How can water pass through the lipid bilayer?

1 Answer
Jun 27, 2015

Water passes through the lipid bilayer by diffusion and by osmosis, but most of it moves through special protein channels called aquaporins.


Water can diffuse through the lipid bilayer even though it's polar because it's a very small molecule.

Water can also pass through the cell membrane by osmosis, because of the high osmotic pressure difference between the inside and the outside the cell.

That doesn't mean that it's an easy process, because the solubility of water in lipid is about 1 molecule of water per million molecules of lipid.

But the outside concentration of water is very high (about 50 mol/L), and the surface area to volume ratio of the cell is very large, so this is an important cellular process.

Here's a video simulation of a single water molecule diffusing through a lipid bilayer.

However, the "straight through the membrane" passage is relatively slow.

Most of the water passes through channel proteins called aquaporins.

Aquaporins selectively conduct water molecules in and out of the cell, while preventing the passage of ions and other solutes.

Every second about a billion water molecules pass in single file through a channel in the middle of an aquaporin.

Here is a slow-motion video simulation of water flowing through an aquaporin.

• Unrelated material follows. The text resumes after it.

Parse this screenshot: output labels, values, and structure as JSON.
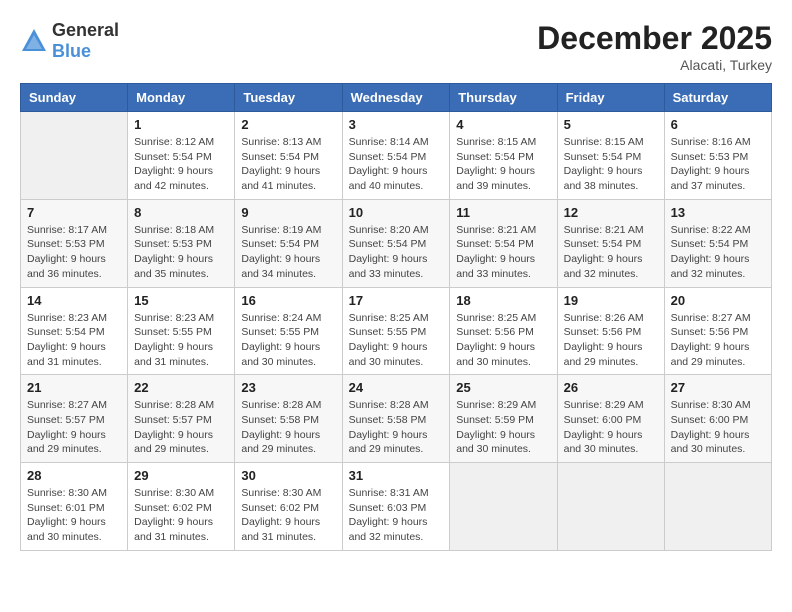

The yellow dot represents a single molecule of water moving through the channel.